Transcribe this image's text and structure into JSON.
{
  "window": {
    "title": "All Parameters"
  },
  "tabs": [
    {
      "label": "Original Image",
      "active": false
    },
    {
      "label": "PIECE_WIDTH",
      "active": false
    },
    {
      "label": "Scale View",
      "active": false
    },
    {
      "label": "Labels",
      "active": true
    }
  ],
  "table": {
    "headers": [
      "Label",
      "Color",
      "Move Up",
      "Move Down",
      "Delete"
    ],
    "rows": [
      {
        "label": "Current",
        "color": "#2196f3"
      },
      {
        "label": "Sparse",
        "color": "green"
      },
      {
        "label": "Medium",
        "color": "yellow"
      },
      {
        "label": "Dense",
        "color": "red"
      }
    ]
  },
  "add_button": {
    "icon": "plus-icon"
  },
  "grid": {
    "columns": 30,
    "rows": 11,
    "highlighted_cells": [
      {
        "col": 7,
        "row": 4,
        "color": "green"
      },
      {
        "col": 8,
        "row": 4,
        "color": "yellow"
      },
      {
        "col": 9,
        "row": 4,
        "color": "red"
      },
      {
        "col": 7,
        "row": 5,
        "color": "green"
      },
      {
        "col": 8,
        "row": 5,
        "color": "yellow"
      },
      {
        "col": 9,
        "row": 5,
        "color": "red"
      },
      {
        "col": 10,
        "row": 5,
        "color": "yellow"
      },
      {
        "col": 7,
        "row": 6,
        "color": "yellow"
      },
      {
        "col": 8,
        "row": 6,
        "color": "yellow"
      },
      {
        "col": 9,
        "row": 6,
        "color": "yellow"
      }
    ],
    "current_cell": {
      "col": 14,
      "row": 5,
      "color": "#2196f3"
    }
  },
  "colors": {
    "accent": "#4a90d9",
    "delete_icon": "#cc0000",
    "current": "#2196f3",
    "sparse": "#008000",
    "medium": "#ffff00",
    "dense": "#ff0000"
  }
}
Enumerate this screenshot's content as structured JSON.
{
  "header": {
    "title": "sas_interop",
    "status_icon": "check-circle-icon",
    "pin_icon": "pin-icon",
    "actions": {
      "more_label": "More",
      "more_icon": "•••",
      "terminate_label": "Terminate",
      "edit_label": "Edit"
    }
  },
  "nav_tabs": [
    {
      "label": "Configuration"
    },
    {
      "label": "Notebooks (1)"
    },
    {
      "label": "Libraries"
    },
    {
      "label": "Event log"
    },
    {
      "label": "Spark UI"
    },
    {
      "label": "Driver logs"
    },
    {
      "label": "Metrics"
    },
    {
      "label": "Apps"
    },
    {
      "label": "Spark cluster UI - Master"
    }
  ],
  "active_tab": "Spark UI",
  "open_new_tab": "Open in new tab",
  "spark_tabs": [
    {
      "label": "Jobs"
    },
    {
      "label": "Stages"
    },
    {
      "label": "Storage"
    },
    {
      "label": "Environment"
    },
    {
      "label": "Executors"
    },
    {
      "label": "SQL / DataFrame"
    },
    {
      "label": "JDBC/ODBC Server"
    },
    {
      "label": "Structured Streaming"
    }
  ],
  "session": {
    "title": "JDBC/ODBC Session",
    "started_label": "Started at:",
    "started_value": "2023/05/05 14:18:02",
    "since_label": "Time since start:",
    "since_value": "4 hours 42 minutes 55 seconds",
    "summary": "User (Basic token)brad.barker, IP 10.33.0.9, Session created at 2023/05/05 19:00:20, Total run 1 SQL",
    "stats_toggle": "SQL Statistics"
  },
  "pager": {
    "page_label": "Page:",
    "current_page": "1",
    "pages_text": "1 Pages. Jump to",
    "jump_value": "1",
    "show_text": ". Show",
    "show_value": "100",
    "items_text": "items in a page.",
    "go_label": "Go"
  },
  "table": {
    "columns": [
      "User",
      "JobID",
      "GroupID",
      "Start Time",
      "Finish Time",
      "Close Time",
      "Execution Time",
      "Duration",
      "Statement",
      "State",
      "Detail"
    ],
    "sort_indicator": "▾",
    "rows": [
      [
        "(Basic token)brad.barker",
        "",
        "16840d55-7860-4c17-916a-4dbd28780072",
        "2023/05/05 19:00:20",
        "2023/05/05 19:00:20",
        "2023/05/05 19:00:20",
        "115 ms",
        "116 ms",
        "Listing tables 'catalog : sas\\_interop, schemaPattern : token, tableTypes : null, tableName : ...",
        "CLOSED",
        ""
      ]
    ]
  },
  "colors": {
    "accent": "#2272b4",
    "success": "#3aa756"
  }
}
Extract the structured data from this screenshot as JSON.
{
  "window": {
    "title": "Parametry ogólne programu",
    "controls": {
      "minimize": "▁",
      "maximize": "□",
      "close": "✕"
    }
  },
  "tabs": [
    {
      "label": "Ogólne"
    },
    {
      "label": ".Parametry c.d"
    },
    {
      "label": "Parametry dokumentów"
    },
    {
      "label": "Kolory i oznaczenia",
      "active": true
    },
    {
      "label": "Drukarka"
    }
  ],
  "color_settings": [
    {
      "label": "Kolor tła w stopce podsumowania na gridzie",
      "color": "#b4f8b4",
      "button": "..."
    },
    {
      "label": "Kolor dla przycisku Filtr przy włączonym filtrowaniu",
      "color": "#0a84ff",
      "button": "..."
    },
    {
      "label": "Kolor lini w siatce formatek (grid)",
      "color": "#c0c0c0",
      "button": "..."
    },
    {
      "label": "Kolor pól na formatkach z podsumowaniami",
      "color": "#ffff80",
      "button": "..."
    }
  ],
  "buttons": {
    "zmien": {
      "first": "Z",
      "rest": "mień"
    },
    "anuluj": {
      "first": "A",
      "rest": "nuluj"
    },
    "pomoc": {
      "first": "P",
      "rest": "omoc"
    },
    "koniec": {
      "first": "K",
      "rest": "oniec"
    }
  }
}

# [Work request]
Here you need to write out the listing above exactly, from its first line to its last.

# [Solution to the problem]
Transcribe this image's text and structure into JSON.
{
  "window": {
    "title": "All Parameters"
  },
  "tabs": [
    {
      "label": "Original Image",
      "active": false
    },
    {
      "label": "PIECE_WIDTH",
      "active": false
    },
    {
      "label": "Scale View",
      "active": false
    },
    {
      "label": "Labels",
      "active": true
    }
  ],
  "table": {
    "headers": [
      "Label",
      "Color",
      "Move Up",
      "Move Down",
      "Delete"
    ],
    "rows": [
      {
        "label": "Current",
        "color": "#2196f3"
      },
      {
        "label": "Sparse",
        "color": "green"
      },
      {
        "label": "Medium",
        "color": "yellow"
      },
      {
        "label": "Dense",
        "color": "red"
      }
    ]
  },
  "add_button": {
    "icon": "plus-icon"
  },
  "grid": {
    "columns": 30,
    "rows": 11,
    "highlighted_cells": [
      {
        "col": 7,
        "row": 4,
        "color": "green"
      },
      {
        "col": 8,
        "row": 4,
        "color": "yellow"
      },
      {
        "col": 9,
        "row": 4,
        "color": "red"
      },
      {
        "col": 7,
        "row": 5,
        "color": "green"
      },
      {
        "col": 8,
        "row": 5,
        "color": "yellow"
      },
      {
        "col": 9,
        "row": 5,
        "color": "red"
      },
      {
        "col": 10,
        "row": 5,
        "color": "yellow"
      },
      {
        "col": 7,
        "row": 6,
        "color": "yellow"
      },
      {
        "col": 8,
        "row": 6,
        "color": "yellow"
      },
      {
        "col": 9,
        "row": 6,
        "color": "yellow"
      }
    ],
    "current_cell": {
      "col": 14,
      "row": 5,
      "color": "#2196f3"
    }
  },
  "colors": {
    "accent": "#4a90d9",
    "delete_icon": "#cc0000",
    "current": "#2196f3",
    "sparse": "#008000",
    "medium": "#ffff00",
    "dense": "#ff0000"
  }
}
Enumerate this screenshot's content as structured JSON.
{
  "header": {
    "title": "sas_interop",
    "status_icon": "check-circle-icon",
    "pin_icon": "pin-icon",
    "actions": {
      "more_label": "More",
      "more_icon": "•••",
      "terminate_label": "Terminate",
      "edit_label": "Edit"
    }
  },
  "nav_tabs": [
    {
      "label": "Configuration"
    },
    {
      "label": "Notebooks (1)"
    },
    {
      "label": "Libraries"
    },
    {
      "label": "Event log"
    },
    {
      "label": "Spark UI"
    },
    {
      "label": "Driver logs"
    },
    {
      "label": "Metrics"
    },
    {
      "label": "Apps"
    },
    {
      "label": "Spark cluster UI - Master"
    }
  ],
  "active_tab": "Spark UI",
  "open_new_tab": "Open in new tab",
  "spark_tabs": [
    {
      "label": "Jobs"
    },
    {
      "label": "Stages"
    },
    {
      "label": "Storage"
    },
    {
      "label": "Environment"
    },
    {
      "label": "Executors"
    },
    {
      "label": "SQL / DataFrame"
    },
    {
      "label": "JDBC/ODBC Server"
    },
    {
      "label": "Structured Streaming"
    }
  ],
  "session": {
    "title": "JDBC/ODBC Session",
    "started_label": "Started at:",
    "started_value": "2023/05/05 14:18:02",
    "since_label": "Time since start:",
    "since_value": "4 hours 42 minutes 55 seconds",
    "summary": "User (Basic token)brad.barker, IP 10.33.0.9, Session created at 2023/05/05 19:00:20, Total run 1 SQL",
    "stats_toggle": "SQL Statistics"
  },
  "pager": {
    "page_label": "Page:",
    "current_page": "1",
    "pages_text": "1 Pages. Jump to",
    "jump_value": "1",
    "show_text": ". Show",
    "show_value": "100",
    "items_text": "items in a page.",
    "go_label": "Go"
  },
  "table": {
    "columns": [
      "User",
      "JobID",
      "GroupID",
      "Start Time",
      "Finish Time",
      "Close Time",
      "Execution Time",
      "Duration",
      "Statement",
      "State",
      "Detail"
    ],
    "sort_indicator": "▾",
    "rows": [
      [
        "(Basic token)brad.barker",
        "",
        "16840d55-7860-4c17-916a-4dbd28780072",
        "2023/05/05 19:00:20",
        "2023/05/05 19:00:20",
        "2023/05/05 19:00:20",
        "115 ms",
        "116 ms",
        "Listing tables 'catalog : sas\\_interop, schemaPattern : token, tableTypes : null, tableName : ...",
        "CLOSED",
        ""
      ]
    ]
  },
  "colors": {
    "accent": "#2272b4",
    "success": "#3aa756"
  }
}
Extract the structured data from this screenshot as JSON.
{
  "window": {
    "title": "Parametry ogólne programu",
    "controls": {
      "minimize": "▁",
      "maximize": "□",
      "close": "✕"
    }
  },
  "tabs": [
    {
      "label": "Ogólne"
    },
    {
      "label": ".Parametry c.d"
    },
    {
      "label": "Parametry dokumentów"
    },
    {
      "label": "Kolory i oznaczenia",
      "active": true
    },
    {
      "label": "Drukarka"
    }
  ],
  "color_settings": [
    {
      "label": "Kolor tła w stopce podsumowania na gridzie",
      "color": "#b4f8b4",
      "button": "..."
    },
    {
      "label": "Kolor dla przycisku Filtr przy włączonym filtrowaniu",
      "color": "#0a84ff",
      "button": "..."
    },
    {
      "label": "Kolor lini w siatce formatek (grid)",
      "color": "#c0c0c0",
      "button": "..."
    },
    {
      "label": "Kolor pól na formatkach z podsumowaniami",
      "color": "#ffff80",
      "button": "..."
    }
  ],
  "buttons": {
    "zmien": {
      "first": "Z",
      "rest": "mień"
    },
    "anuluj": {
      "first": "A",
      "rest": "nuluj"
    },
    "pomoc": {
      "first": "P",
      "rest": "omoc"
    },
    "koniec": {
      "first": "K",
      "rest": "oniec"
    }
  }
}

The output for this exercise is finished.